SOURCE DATA:
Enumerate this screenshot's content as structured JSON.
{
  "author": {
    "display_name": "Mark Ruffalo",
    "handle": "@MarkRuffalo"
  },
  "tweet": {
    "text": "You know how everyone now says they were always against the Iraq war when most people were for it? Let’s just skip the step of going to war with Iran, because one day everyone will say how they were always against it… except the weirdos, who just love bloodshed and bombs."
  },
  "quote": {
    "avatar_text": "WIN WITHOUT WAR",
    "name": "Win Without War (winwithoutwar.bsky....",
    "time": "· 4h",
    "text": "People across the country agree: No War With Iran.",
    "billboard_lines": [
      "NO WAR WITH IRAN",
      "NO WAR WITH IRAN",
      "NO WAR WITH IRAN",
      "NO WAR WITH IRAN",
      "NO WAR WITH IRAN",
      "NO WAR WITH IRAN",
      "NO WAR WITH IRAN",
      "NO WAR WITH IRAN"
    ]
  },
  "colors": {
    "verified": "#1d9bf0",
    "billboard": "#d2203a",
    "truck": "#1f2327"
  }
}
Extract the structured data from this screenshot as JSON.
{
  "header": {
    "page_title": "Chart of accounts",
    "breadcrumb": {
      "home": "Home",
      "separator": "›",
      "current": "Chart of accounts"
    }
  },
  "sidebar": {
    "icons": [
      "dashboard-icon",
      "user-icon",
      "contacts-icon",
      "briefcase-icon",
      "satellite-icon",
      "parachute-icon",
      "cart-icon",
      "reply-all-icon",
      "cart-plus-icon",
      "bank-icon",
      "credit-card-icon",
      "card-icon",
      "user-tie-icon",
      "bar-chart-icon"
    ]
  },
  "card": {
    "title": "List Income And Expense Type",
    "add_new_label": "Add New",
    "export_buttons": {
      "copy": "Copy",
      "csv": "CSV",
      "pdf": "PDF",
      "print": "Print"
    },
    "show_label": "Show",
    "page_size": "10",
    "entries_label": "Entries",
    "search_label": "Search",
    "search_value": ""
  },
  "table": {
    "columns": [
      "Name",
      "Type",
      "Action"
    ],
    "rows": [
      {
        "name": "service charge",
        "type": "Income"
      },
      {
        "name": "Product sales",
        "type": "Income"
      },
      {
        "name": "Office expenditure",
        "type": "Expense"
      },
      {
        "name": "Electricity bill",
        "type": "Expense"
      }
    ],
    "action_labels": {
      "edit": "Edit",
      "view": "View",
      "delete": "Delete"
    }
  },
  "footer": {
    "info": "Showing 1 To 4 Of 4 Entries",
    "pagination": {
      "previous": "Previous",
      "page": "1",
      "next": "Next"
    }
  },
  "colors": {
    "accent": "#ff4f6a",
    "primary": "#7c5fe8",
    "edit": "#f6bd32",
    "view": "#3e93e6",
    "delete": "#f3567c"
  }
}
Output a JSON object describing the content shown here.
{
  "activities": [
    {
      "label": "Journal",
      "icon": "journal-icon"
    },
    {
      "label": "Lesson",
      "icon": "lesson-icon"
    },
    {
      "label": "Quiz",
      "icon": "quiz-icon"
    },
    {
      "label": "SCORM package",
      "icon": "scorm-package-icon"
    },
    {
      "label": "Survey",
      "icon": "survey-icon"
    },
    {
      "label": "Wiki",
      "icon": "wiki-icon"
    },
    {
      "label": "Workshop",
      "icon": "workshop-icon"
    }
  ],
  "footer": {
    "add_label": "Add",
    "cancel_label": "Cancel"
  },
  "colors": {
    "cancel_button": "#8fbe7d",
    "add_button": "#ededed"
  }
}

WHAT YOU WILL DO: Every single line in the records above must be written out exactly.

TASK RESPONSE:
Enumerate this screenshot's content as structured JSON.
{
  "author": {
    "display_name": "Mark Ruffalo",
    "handle": "@MarkRuffalo"
  },
  "tweet": {
    "text": "You know how everyone now says they were always against the Iraq war when most people were for it? Let’s just skip the step of going to war with Iran, because one day everyone will say how they were always against it… except the weirdos, who just love bloodshed and bombs."
  },
  "quote": {
    "avatar_text": "WIN WITHOUT WAR",
    "name": "Win Without War (winwithoutwar.bsky....",
    "time": "· 4h",
    "text": "People across the country agree: No War With Iran.",
    "billboard_lines": [
      "NO WAR WITH IRAN",
      "NO WAR WITH IRAN",
      "NO WAR WITH IRAN",
      "NO WAR WITH IRAN",
      "NO WAR WITH IRAN",
      "NO WAR WITH IRAN",
      "NO WAR WITH IRAN",
      "NO WAR WITH IRAN"
    ]
  },
  "colors": {
    "verified": "#1d9bf0",
    "billboard": "#d2203a",
    "truck": "#1f2327"
  }
}
Extract the structured data from this screenshot as JSON.
{
  "header": {
    "page_title": "Chart of accounts",
    "breadcrumb": {
      "home": "Home",
      "separator": "›",
      "current": "Chart of accounts"
    }
  },
  "sidebar": {
    "icons": [
      "dashboard-icon",
      "user-icon",
      "contacts-icon",
      "briefcase-icon",
      "satellite-icon",
      "parachute-icon",
      "cart-icon",
      "reply-all-icon",
      "cart-plus-icon",
      "bank-icon",
      "credit-card-icon",
      "card-icon",
      "user-tie-icon",
      "bar-chart-icon"
    ]
  },
  "card": {
    "title": "List Income And Expense Type",
    "add_new_label": "Add New",
    "export_buttons": {
      "copy": "Copy",
      "csv": "CSV",
      "pdf": "PDF",
      "print": "Print"
    },
    "show_label": "Show",
    "page_size": "10",
    "entries_label": "Entries",
    "search_label": "Search",
    "search_value": ""
  },
  "table": {
    "columns": [
      "Name",
      "Type",
      "Action"
    ],
    "rows": [
      {
        "name": "service charge",
        "type": "Income"
      },
      {
        "name": "Product sales",
        "type": "Income"
      },
      {
        "name": "Office expenditure",
        "type": "Expense"
      },
      {
        "name": "Electricity bill",
        "type": "Expense"
      }
    ],
    "action_labels": {
      "edit": "Edit",
      "view": "View",
      "delete": "Delete"
    }
  },
  "footer": {
    "info": "Showing 1 To 4 Of 4 Entries",
    "pagination": {
      "previous": "Previous",
      "page": "1",
      "next": "Next"
    }
  },
  "colors": {
    "accent": "#ff4f6a",
    "primary": "#7c5fe8",
    "edit": "#f6bd32",
    "view": "#3e93e6",
    "delete": "#f3567c"
  }
}
Output a JSON object describing the content shown here.
{
  "activities": [
    {
      "label": "Journal",
      "icon": "journal-icon"
    },
    {
      "label": "Lesson",
      "icon": "lesson-icon"
    },
    {
      "label": "Quiz",
      "icon": "quiz-icon"
    },
    {
      "label": "SCORM package",
      "icon": "scorm-package-icon"
    },
    {
      "label": "Survey",
      "icon": "survey-icon"
    },
    {
      "label": "Wiki",
      "icon": "wiki-icon"
    },
    {
      "label": "Workshop",
      "icon": "workshop-icon"
    }
  ],
  "footer": {
    "add_label": "Add",
    "cancel_label": "Cancel"
  },
  "colors": {
    "cancel_button": "#8fbe7d",
    "add_button": "#ededed"
  }
}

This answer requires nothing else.